While reviewing the CDRs, Vestige was able to see the calls, text message communication and internet data. An examination of driver’s CDR revealed a large amount of data being downloaded onto the cellphone, just prior to the 911 call. The downloading of the data stopped when the 911 call was initiated. The amount of data was consistent with apps that stream movies or watching a video through social media. An expert report was provided to the insurance company to assist with the investigation.

 

Criminal Case | Tire Theft

Vestige was contacted by a Federal Defense attorney in reference to Interstate Transportation of Stolen Goods. The clients were arrested in a tire theft conspiracy. Tires were stolen in Texas and transported into Mexico and Louisiana. The Call Detail Records (CDR) from the cellphone carriers were collected from all of the parties involved. The discovery and law enforcement records were also collected and examined.

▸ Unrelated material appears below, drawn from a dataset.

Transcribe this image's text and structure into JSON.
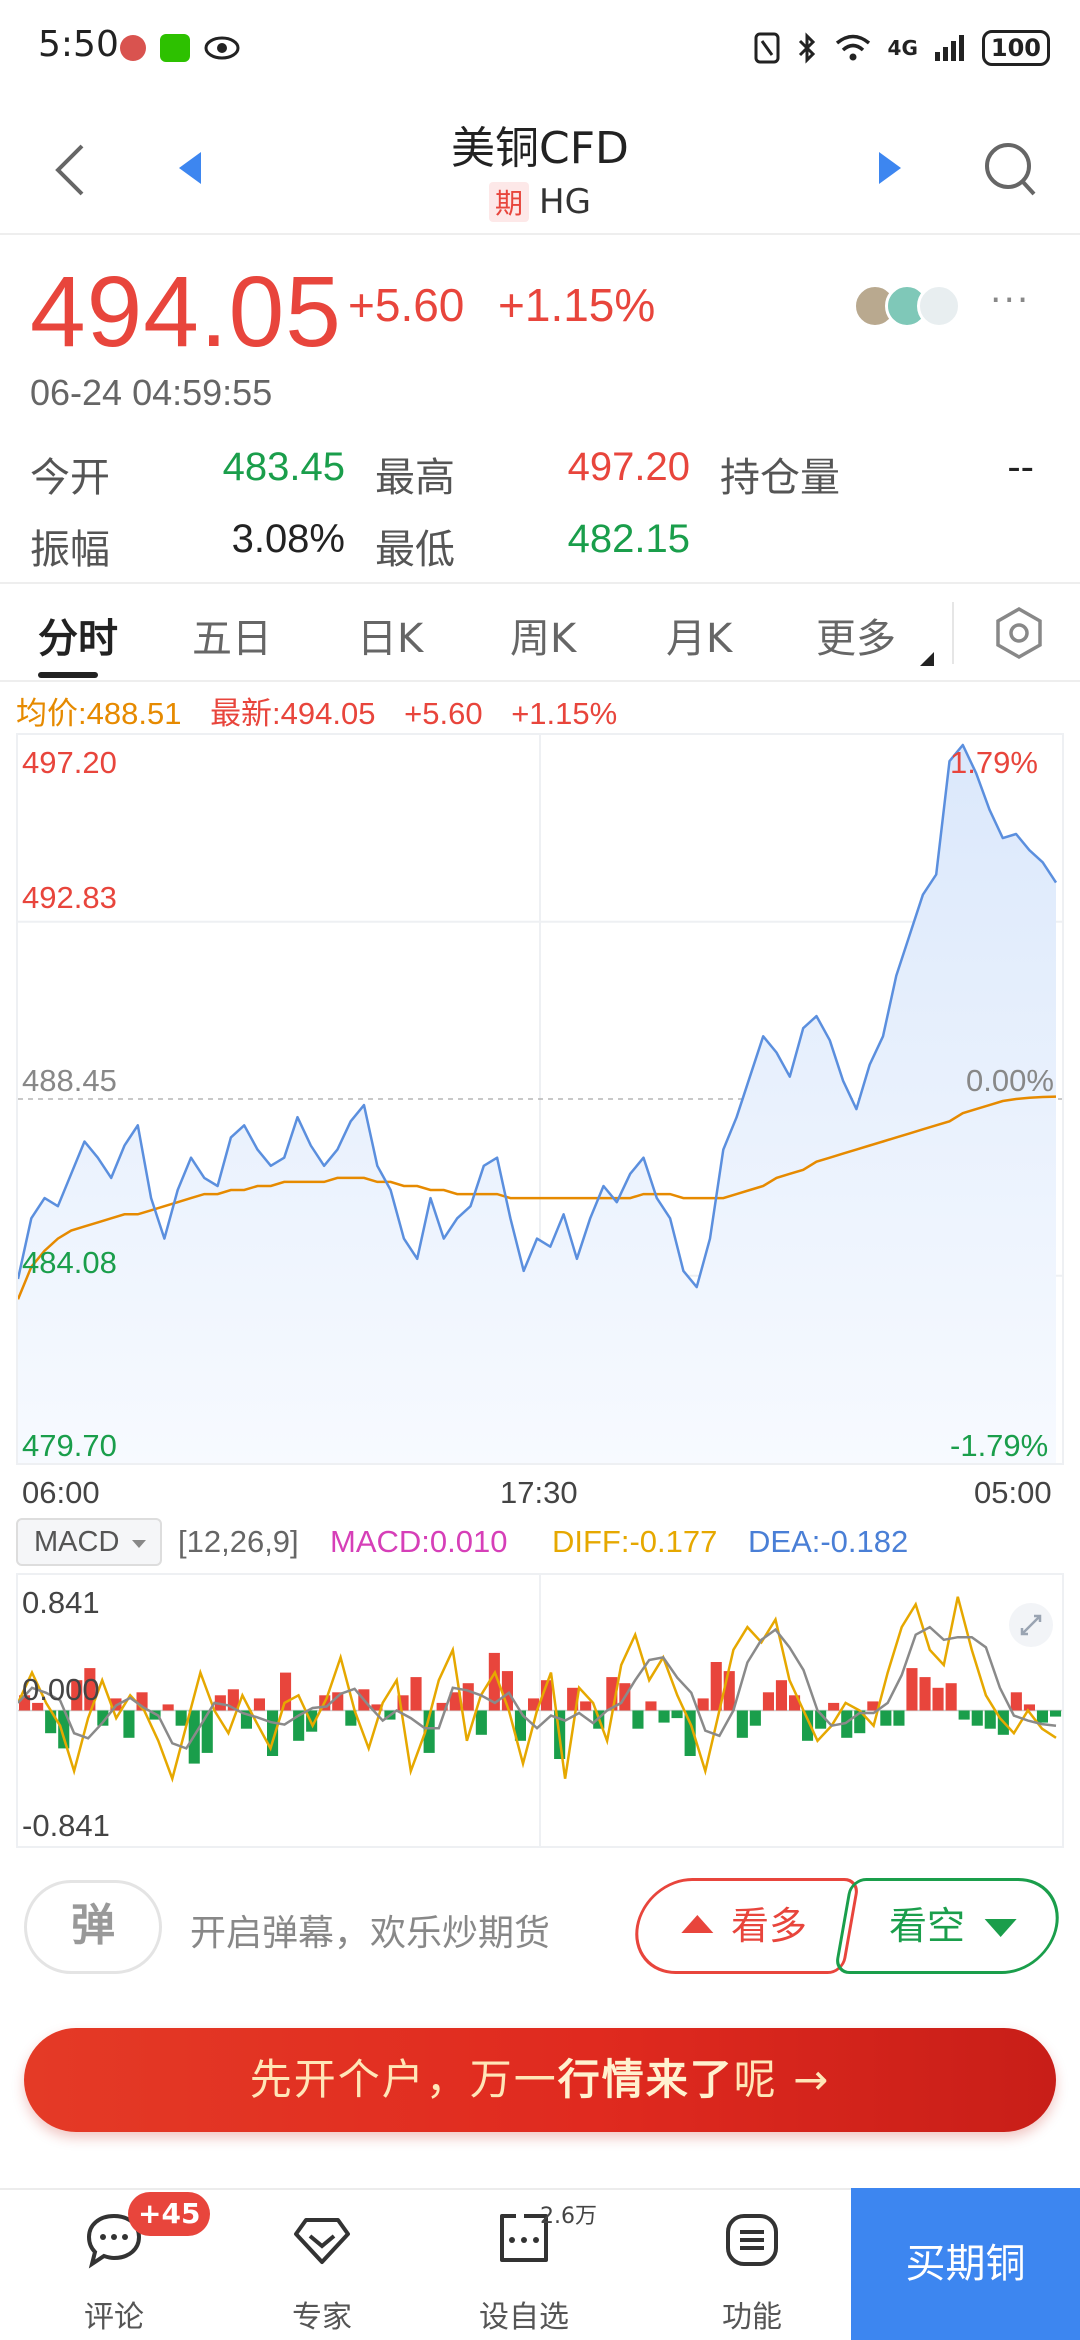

The CDR’s did show our client at the scene of multiple crimes, but it did not show them crossing the state lines of Texas. The other parties involved, did show their cellphones crossing the state lines. Vestige was also able to show that there was limited communication between our clients and the other parties, via the cellphone. When you combined the CDR data, you could see all parties moving together in the same direction, between crime scenes. Vestige did testify in this case. The parties were found guilty due to admitting the crime over a jail phone and threatening a witness.

 

Criminal Case | Harassment

Vestige was contacted by a company’s board of directors about a sexual harassment claim. The new Director of Human Resources, had filed a claim against the CEO. Sexually inappropriate pictures within an email, were sent to the Director of Human Resources. Vestige collected the email accounts of the parties involved and examined the pictures sent.

The EXIF (Exchangeable Image File Format) data of the pictures was examined. This data contained information on when the picture was taken and what device was used to take the picture. The EXIF data advised that a Samsung cellphone model was used to take the picture (which was not the CEO’s current phone). Vestige asked the CEO if he still had the Samsung cellphone. The CEO advised that he had turned it in to the IT department and received a new phone, a month prior.

IT department issued the CEOs old phone to the Director of Human Resources. Unbeknownst to the CEO and IT, the old cellphone was still connected to the CEO’s email and Google Drive. With consent, Vestige reviewed the CEO’s Google account and obtained the location data of where the picture was sent from. It was determined that the inappropriate email was sent to the Director of Human Resources, from that individual’s house.

The Director of Human Resources had accessed the picture from the CEO’s Google drive and sent herself the email from the CEO’s linked email account. The Director of Human Resources admitted to the act and was fired. The CEO was also fired for having used a company phone to take an inappropriate picture.